Below is a list of celestial events occurring this coming week (October 25th – 31st) composed by NASA:
On Sunday Oct. 25, 2020, the planet Mercury will be passing between Earth and the Sun as seen from the Earth, called inferior conjunction. Mercury will be shifting from the evening sky to the morning sky and will begin emerging from the glow of dawn on the eastern horizon about four mornings later (depending upon viewing conditions).
Thursday morning, Oct. 29, 2020, will be the first morning that the planet Mercury will be above the horizon in the east-southeast 30 minutes before sunrise (an approximation of when it might first be visible in the glow of dawn).
Thursday night, Oct. 29, 2020, is the second of the two Japanese Tsukimi or “Moon-Viewing” festivals, which takes place on the 13th day of the lunar month and celebrates the viewing of the waxing gibbous Moon a few days before it is full.
On Thursday night into Friday morning, Oct. 29 to 30, 2020, the bright planet Mars will appear near the nearly full waxing Moon. As evening twilight ends (at 7:09 p.m. EDT for the Washington, DC area), the Moon will appear about 17 degrees above the eastern horizon, with Mars appearing above the Moon. The Moon will reach its highest in the sky for the night around midnight with Mars to the right. Mars will set first in the west on Friday morning at 5:54 AM, with the Moon setting at 6:27 AM, just a little before morning twilight begins.
Friday afternoon, Oct. 30, 2020, at 2:46 p.m. EDT, the Moon will be at apogee, its farthest from the Earth for this orbit.

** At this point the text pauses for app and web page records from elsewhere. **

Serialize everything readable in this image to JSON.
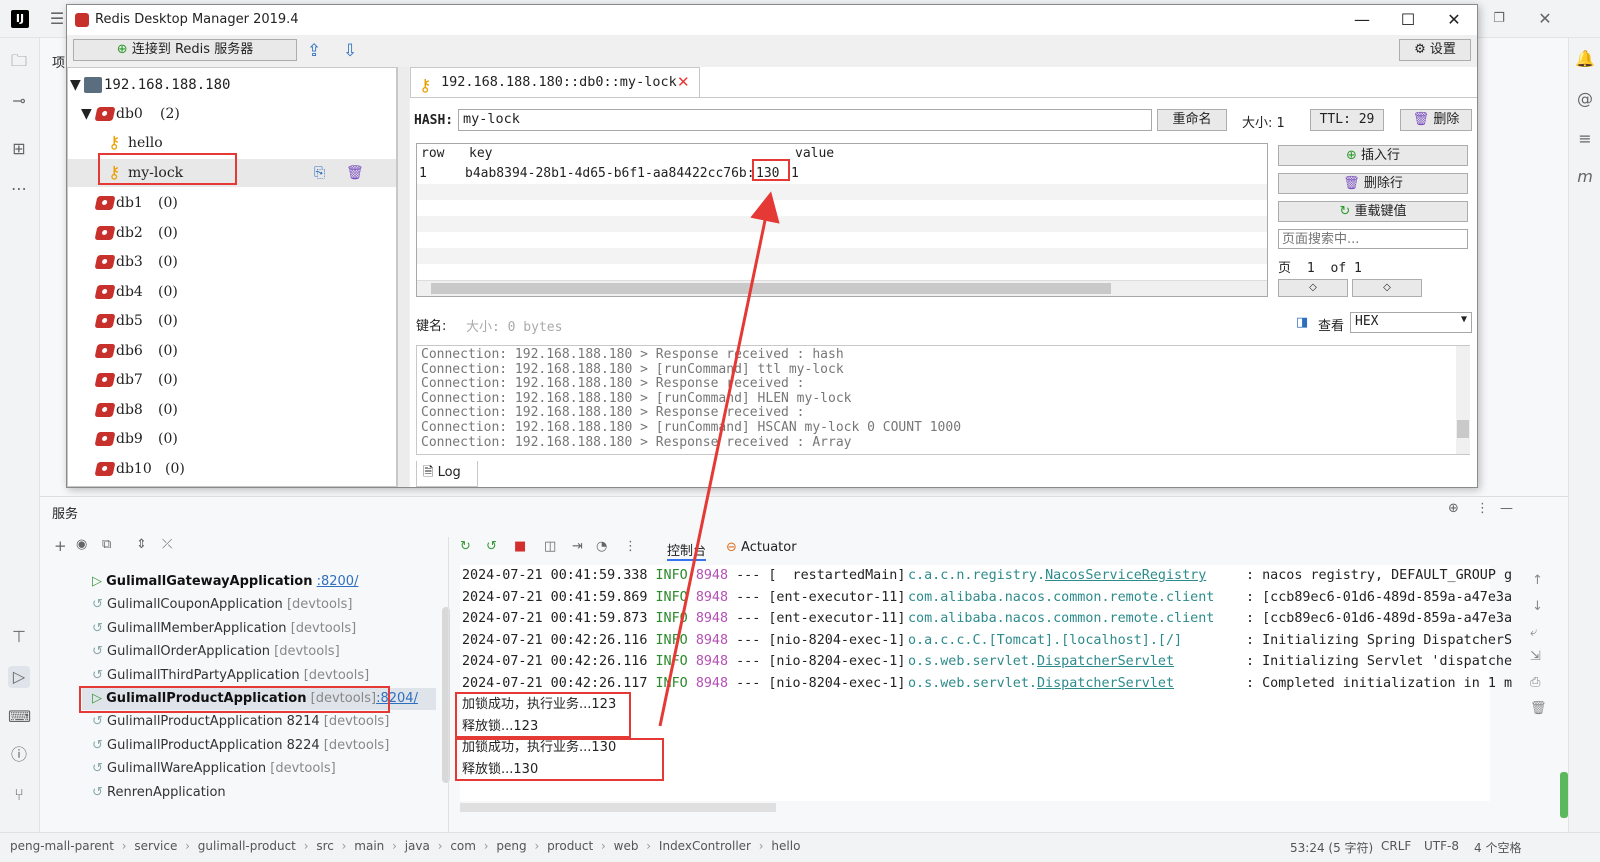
{
  "ide": {
    "logo": "IJ",
    "project_tab_char": "项",
    "services_title": "服务",
    "console_tab": "控制台",
    "actuator_tab": "Actuator"
  },
  "rdm": {
    "title": "Redis Desktop Manager 2019.4",
    "connect_button": "连接到 Redis 服务器",
    "settings_button": "设置",
    "tree": {
      "server": "192.168.188.180",
      "db0_label": "db0",
      "db0_count": "(2)",
      "keys": [
        "hello",
        "my-lock"
      ],
      "dbs": [
        {
          "name": "db1",
          "count": "(0)"
        },
        {
          "name": "db2",
          "count": "(0)"
        },
        {
          "name": "db3",
          "count": "(0)"
        },
        {
          "name": "db4",
          "count": "(0)"
        },
        {
          "name": "db5",
          "count": "(0)"
        },
        {
          "name": "db6",
          "count": "(0)"
        },
        {
          "name": "db7",
          "count": "(0)"
        },
        {
          "name": "db8",
          "count": "(0)"
        },
        {
          "name": "db9",
          "count": "(0)"
        },
        {
          "name": "db10",
          "count": "(0)"
        }
      ]
    },
    "tab_title": "192.168.188.180::db0::my-lock",
    "key_type": "HASH:",
    "key_name": "my-lock",
    "rename_button": "重命名",
    "size_label": "大小: 1",
    "ttl_label": "TTL: 29",
    "delete_button": "删除",
    "grid": {
      "headers": [
        "row",
        "key",
        "value"
      ],
      "rows": [
        [
          "1",
          "b4ab8394-28b1-4d65-b6f1-aa84422cc76b:",
          "130",
          "1"
        ]
      ]
    },
    "insert_row_button": "插入行",
    "delete_row_button": "删除行",
    "reload_button": "重载键值",
    "search_placeholder": "页面搜索中...",
    "page_label": "页",
    "page_current": "1",
    "page_of": "of 1",
    "prev_page": "◇",
    "next_page": "◇",
    "keyname_label": "键名:",
    "keyname_size": "大小: 0 bytes",
    "view_label": "查看",
    "view_mode": "HEX",
    "log_lines": [
      "Connection: 192.168.188.180 > Response received : hash",
      "Connection: 192.168.188.180 > [runCommand] ttl my-lock",
      "Connection: 192.168.188.180 > Response received :",
      "Connection: 192.168.188.180 > [runCommand] HLEN my-lock",
      "Connection: 192.168.188.180 > Response received :",
      "Connection: 192.168.188.180 > [runCommand] HSCAN my-lock 0 COUNT 1000",
      "Connection: 192.168.188.180 > Response received : Array"
    ],
    "log_tab": "Log"
  },
  "services": [
    {
      "name": "GulimallGatewayApplication",
      "extra": "",
      "port": ":8200/",
      "running": true,
      "bold": true
    },
    {
      "name": "GulimallCouponApplication",
      "extra": "[devtools]",
      "port": "",
      "running": false,
      "bold": false
    },
    {
      "name": "GulimallMemberApplication",
      "extra": "[devtools]",
      "port": "",
      "running": false,
      "bold": false
    },
    {
      "name": "GulimallOrderApplication",
      "extra": "[devtools]",
      "port": "",
      "running": false,
      "bold": false
    },
    {
      "name": "GulimallThirdPartyApplication",
      "extra": "[devtools]",
      "port": "",
      "running": false,
      "bold": false
    },
    {
      "name": "GulimallProductApplication",
      "extra": "[devtools]",
      "port": ":8204/",
      "running": true,
      "bold": true
    },
    {
      "name": "GulimallProductApplication 8214",
      "extra": "[devtools]",
      "port": "",
      "running": false,
      "bold": false
    },
    {
      "name": "GulimallProductApplication 8224",
      "extra": "[devtools]",
      "port": "",
      "running": false,
      "bold": false
    },
    {
      "name": "GulimallWareApplication",
      "extra": "[devtools]",
      "port": "",
      "running": false,
      "bold": false
    },
    {
      "name": "RenrenApplication",
      "extra": "",
      "port": "",
      "running": false,
      "bold": false
    }
  ],
  "console_lines": [
    {
      "ts": "2024-07-21 00:41:59.338",
      "lvl": "INFO",
      "pid": "8948",
      "sep": "---",
      "thread": "[  restartedMain]",
      "logger_a": "c.a.c.n.registry.",
      "logger_b": "NacosServiceRegistry",
      "msg": ": nacos registry, DEFAULT_GROUP g"
    },
    {
      "ts": "2024-07-21 00:41:59.869",
      "lvl": "INFO",
      "pid": "8948",
      "sep": "---",
      "thread": "[ent-executor-11]",
      "logger_a": "com.alibaba.nacos.common.remote.client",
      "logger_b": "",
      "msg": ": [ccb89ec6-01d6-489d-859a-a47e3a"
    },
    {
      "ts": "2024-07-21 00:41:59.873",
      "lvl": "INFO",
      "pid": "8948",
      "sep": "---",
      "thread": "[ent-executor-11]",
      "logger_a": "com.alibaba.nacos.common.remote.client",
      "logger_b": "",
      "msg": ": [ccb89ec6-01d6-489d-859a-a47e3a"
    },
    {
      "ts": "2024-07-21 00:42:26.116",
      "lvl": "INFO",
      "pid": "8948",
      "sep": "---",
      "thread": "[nio-8204-exec-1]",
      "logger_a": "o.a.c.c.C.[Tomcat].[localhost].[/]",
      "logger_b": "",
      "msg": ": Initializing Spring DispatcherS"
    },
    {
      "ts": "2024-07-21 00:42:26.116",
      "lvl": "INFO",
      "pid": "8948",
      "sep": "---",
      "thread": "[nio-8204-exec-1]",
      "logger_a": "o.s.web.servlet.",
      "logger_b": "DispatcherServlet",
      "msg": ": Initializing Servlet 'dispatche"
    },
    {
      "ts": "2024-07-21 00:42:26.117",
      "lvl": "INFO",
      "pid": "8948",
      "sep": "---",
      "thread": "[nio-8204-exec-1]",
      "logger_a": "o.s.web.servlet.",
      "logger_b": "DispatcherServlet",
      "msg": ": Completed initialization in 1 m"
    }
  ],
  "business_lines": [
    "加锁成功，执行业务...123",
    "释放锁...123",
    "加锁成功，执行业务...130",
    "释放锁...130"
  ],
  "breadcrumb": [
    "peng-mall-parent",
    "service",
    "gulimall-product",
    "src",
    "main",
    "java",
    "com",
    "peng",
    "product",
    "web",
    "IndexController",
    "hello"
  ],
  "status": {
    "position": "53:24 (5 字符)",
    "line_sep": "CRLF",
    "encoding": "UTF-8",
    "indent": "4 个空格"
  },
  "colors": {
    "highlight": "#e53935",
    "info": "#2a8a2a",
    "redis": "#c8302c",
    "key": "#e8a000"
  }
}
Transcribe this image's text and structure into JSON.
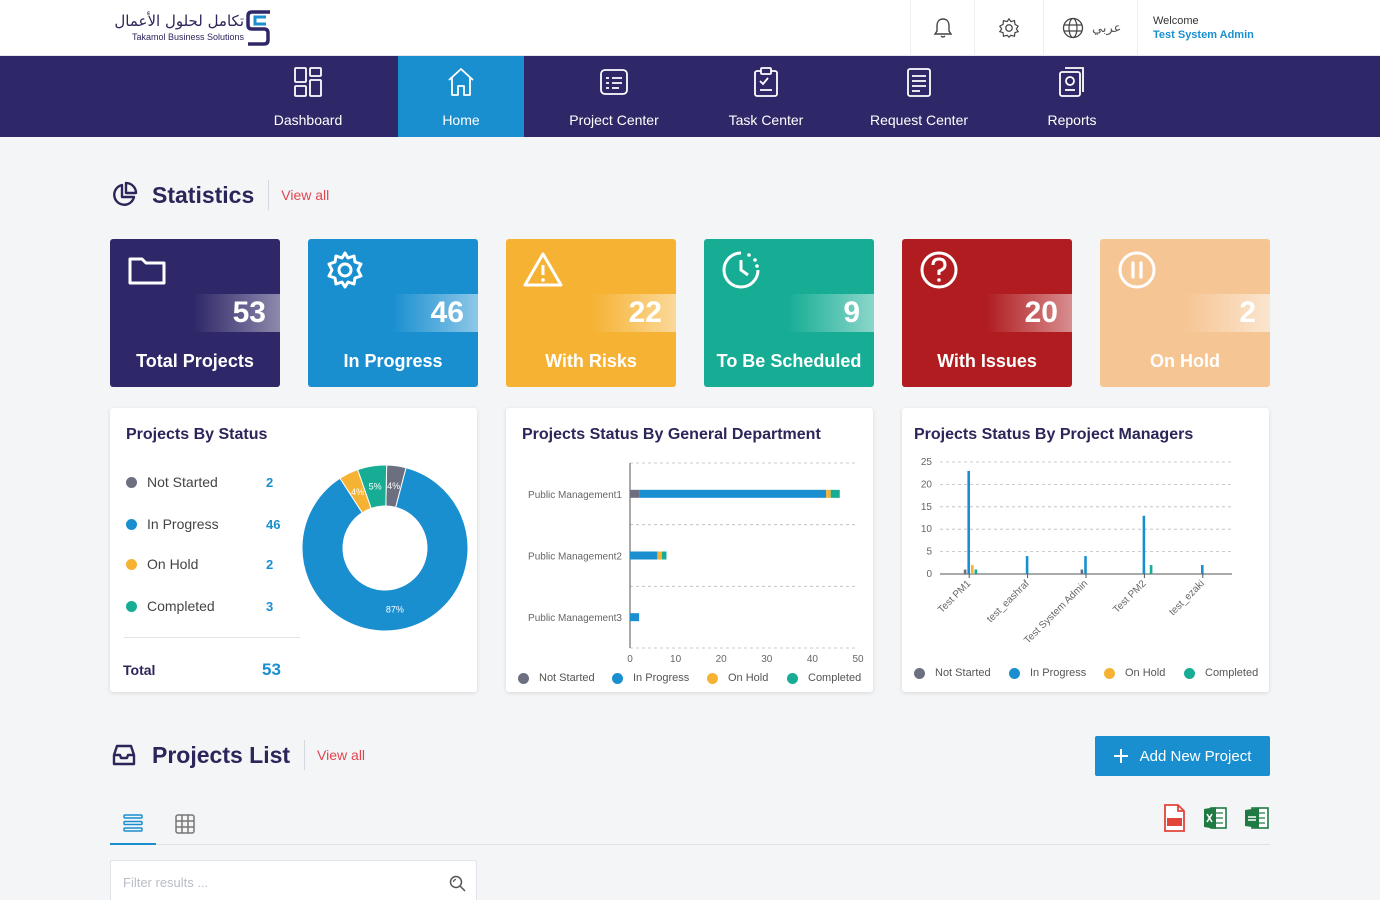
{
  "brand": {
    "name_ar": "تكامل لحلول الأعمال",
    "name_en": "Takamol Business Solutions"
  },
  "header": {
    "language_label": "عربي",
    "welcome_label": "Welcome",
    "user_name": "Test System Admin"
  },
  "nav": {
    "items": [
      {
        "label": "Dashboard",
        "icon": "dashboard-icon"
      },
      {
        "label": "Home",
        "icon": "home-icon",
        "active": true
      },
      {
        "label": "Project Center",
        "icon": "project-center-icon"
      },
      {
        "label": "Task Center",
        "icon": "task-center-icon"
      },
      {
        "label": "Request Center",
        "icon": "request-center-icon"
      },
      {
        "label": "Reports",
        "icon": "reports-icon"
      }
    ]
  },
  "statistics": {
    "title": "Statistics",
    "view_all": "View all",
    "cards": [
      {
        "label": "Total Projects",
        "value": "53",
        "color": "#2f2868",
        "icon": "folder-icon"
      },
      {
        "label": "In Progress",
        "value": "46",
        "color": "#1a8fd0",
        "icon": "gear-icon"
      },
      {
        "label": "With Risks",
        "value": "22",
        "color": "#f6b233",
        "icon": "warning-icon"
      },
      {
        "label": "To Be Scheduled",
        "value": "9",
        "color": "#17ad95",
        "icon": "clock-icon"
      },
      {
        "label": "With Issues",
        "value": "20",
        "color": "#b01c1f",
        "icon": "question-icon"
      },
      {
        "label": "On Hold",
        "value": "2",
        "color": "#f6c594",
        "icon": "pause-icon"
      }
    ]
  },
  "colors": {
    "not_started": "#6b6f80",
    "in_progress": "#1a8fd0",
    "on_hold": "#f6b233",
    "completed": "#17ad95",
    "accent": "#1a8fd0",
    "brand": "#2f2868",
    "link": "#e2454f"
  },
  "projects_by_status": {
    "title": "Projects By Status",
    "rows": [
      {
        "label": "Not Started",
        "count": "2"
      },
      {
        "label": "In Progress",
        "count": "46"
      },
      {
        "label": "On Hold",
        "count": "2"
      },
      {
        "label": "Completed",
        "count": "3"
      }
    ],
    "total_label": "Total",
    "total_value": "53"
  },
  "legend": {
    "not_started": "Not Started",
    "in_progress": "In Progress",
    "on_hold": "On Hold",
    "completed": "Completed"
  },
  "chart_data": [
    {
      "type": "pie",
      "title": "Projects By Status",
      "categories": [
        "Not Started",
        "In Progress",
        "On Hold",
        "Completed"
      ],
      "values": [
        2,
        46,
        2,
        3
      ],
      "labels": [
        "4%",
        "87%",
        "4%",
        "5%"
      ]
    },
    {
      "type": "bar",
      "title": "Projects Status By General Department",
      "orientation": "horizontal",
      "stacked": true,
      "categories": [
        "Public Management1",
        "Public Management2",
        "Public Management3"
      ],
      "series": [
        {
          "name": "Not Started",
          "values": [
            2,
            0,
            0
          ]
        },
        {
          "name": "In Progress",
          "values": [
            41,
            6,
            2
          ]
        },
        {
          "name": "On Hold",
          "values": [
            1,
            1,
            0
          ]
        },
        {
          "name": "Completed",
          "values": [
            2,
            1,
            0
          ]
        }
      ],
      "xlim": [
        0,
        50
      ],
      "xticks": [
        0,
        10,
        20,
        30,
        40,
        50
      ],
      "grid": true,
      "legend": "bottom"
    },
    {
      "type": "bar",
      "title": "Projects Status By Project Managers",
      "categories": [
        "Test PM1",
        "test_eashraf",
        "Test System Admin",
        "Test PM2",
        "test_ezaki"
      ],
      "series": [
        {
          "name": "Not Started",
          "values": [
            1,
            0,
            1,
            0,
            0
          ]
        },
        {
          "name": "In Progress",
          "values": [
            23,
            4,
            4,
            13,
            2
          ]
        },
        {
          "name": "On Hold",
          "values": [
            2,
            0,
            0,
            0,
            0
          ]
        },
        {
          "name": "Completed",
          "values": [
            1,
            0,
            0,
            2,
            0
          ]
        }
      ],
      "ylim": [
        0,
        25
      ],
      "yticks": [
        0,
        5,
        10,
        15,
        20,
        25
      ],
      "grid": true,
      "legend": "bottom"
    }
  ],
  "projects_list": {
    "title": "Projects List",
    "view_all": "View all",
    "add_button": "Add New Project",
    "filter_placeholder": "Filter results ..."
  }
}
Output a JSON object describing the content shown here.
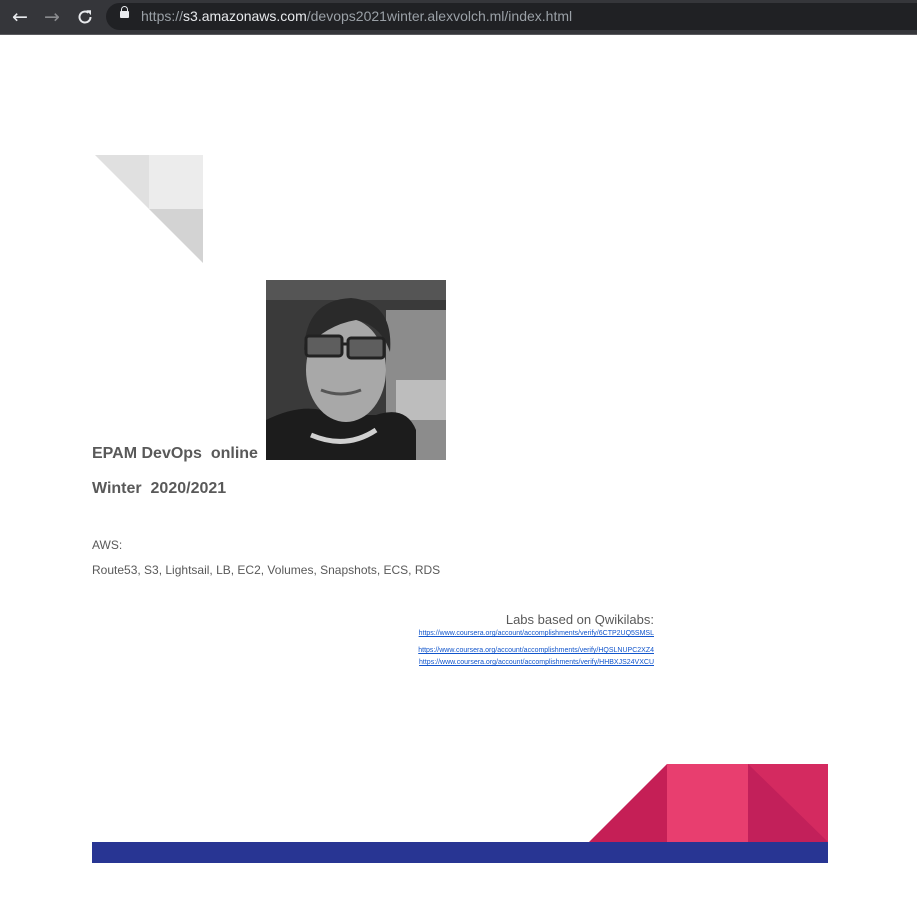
{
  "browser": {
    "back_icon": "arrow-left-icon",
    "forward_icon": "arrow-right-icon",
    "reload_icon": "reload-icon",
    "lock_icon": "lock-icon",
    "url_scheme": "https://",
    "url_host": "s3.amazonaws.com",
    "url_path": "/devops2021winter.alexvolch.ml/index.html"
  },
  "page": {
    "title_line1": "EPAM DevOps  online",
    "title_line2": "Winter  2020/2021",
    "aws_label": "AWS:",
    "aws_services": "Route53, S3, Lightsail, LB, EC2, Volumes, Snapshots, ECS, RDS",
    "labs_title": "Labs based on Qwikilabs:",
    "lab_links": [
      "https://www.coursera.org/account/accomplishments/verify/6CTP2UQ5SMSL",
      "https://www.coursera.org/account/accomplishments/verify/HQSLNUPC2XZ4",
      "https://www.coursera.org/account/accomplishments/verify/HHBXJS24VXCU"
    ]
  },
  "colors": {
    "text_gray": "#595959",
    "link_blue": "#1155cc",
    "footer_navy": "#283593",
    "accent_pink": "#e83e6f",
    "accent_crimson": "#c51f56"
  }
}
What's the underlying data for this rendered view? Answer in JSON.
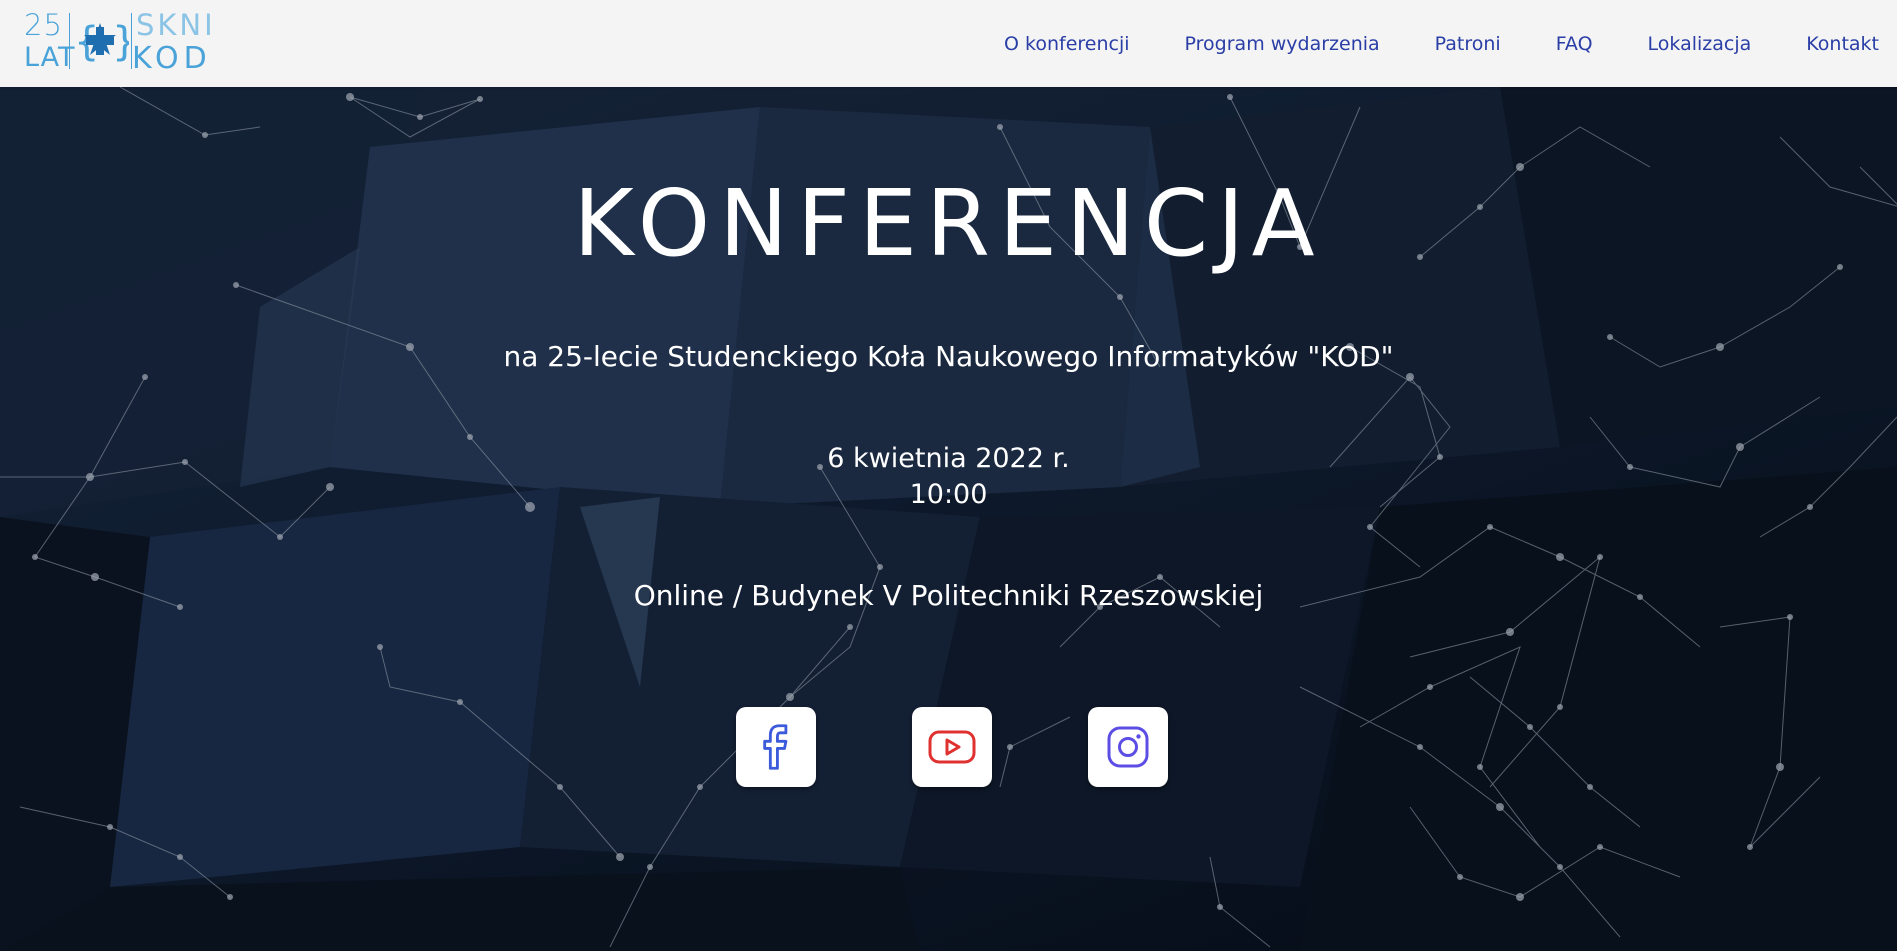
{
  "logo": {
    "years": "25",
    "years_label": "LAT",
    "org_top": "SKNI",
    "org_bottom": "KOD"
  },
  "nav": {
    "items": [
      {
        "label": "O konferencji"
      },
      {
        "label": "Program wydarzenia"
      },
      {
        "label": "Patroni"
      },
      {
        "label": "FAQ"
      },
      {
        "label": "Lokalizacja"
      },
      {
        "label": "Kontakt"
      }
    ]
  },
  "hero": {
    "title": "KONFERENCJA",
    "subtitle": "na 25-lecie Studenckiego Koła Naukowego Informatyków \"KOD\"",
    "date": "6 kwietnia 2022 r.",
    "time": "10:00",
    "location": "Online / Budynek V Politechniki Rzeszowskiej"
  },
  "socials": [
    {
      "icon": "facebook-icon",
      "color": "#3b5bdb"
    },
    {
      "icon": "youtube-icon",
      "color": "#e03131"
    },
    {
      "icon": "instagram-icon",
      "color": "#5c4ee5"
    }
  ],
  "colors": {
    "nav_link": "#2a3ea6",
    "logo_blue": "#4aa3d8",
    "header_bg": "#f4f4f5"
  }
}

Sometime between Friday, Oct. 30, 2020 and Thursday, Nov. 5, 2020, Near Earth Object (2018 VP1), between 2 and 4 meters (6 to 13 feet) in size will most likely pass the Earth somewhere between 0.02 and 10.0 lunar distances (nominally 1.1), traveling at 9.71 kilometers per second (21,720 miles per hour). Nominally the closest approach would be on Nov. 2, 2020, at 11:33 UTC but this has 3 days, 7 hours, 11 minutes uncertainty due to the lack of observations on such a small object. This object could have a 0.41% or 1 in 240 chance of entering the Earth’s atmosphere on Nov. 2, 2020, most likely over the Pacific Ocean if it did. An object this size would break up harmlessly high above the surface with only small pieces falling as debris after the breakup. The mass of this object is estimated to be between 100 and 1,000 times less than the approximately 20 m (66 ft) object that entered the Earth’s atmosphere over Chelyabinsk, Russia, in 2013.
October 31 – The Next Full Moon
The full Moon after next will occur on the morning of Halloween, Saturday, Oct. 31, 2020. We currently divide the year into four seasons based upon the solstices and equinoxes, with winter beginning on the winter solstice in December. This approximates winter as the quarter of the year with the coldest temperatures. Much of pre-Christian northern Europe celebrated “cross-quarter days” halfway between the solstices and equinoxes, and divided the seasons on these days. Using this older definition, winter was the quarter of the year with the shortest daily periods of daylight, with autumn ending and winter beginning with Samhain, traditionally celebrated on October 31st or November 1st (the middle of our fall). Our Halloween customs are thought to have come from these earlier celebrations of the end of fall and start of winter.
For more information, visit NASA’s ‘Solar System Exploration’ webpage.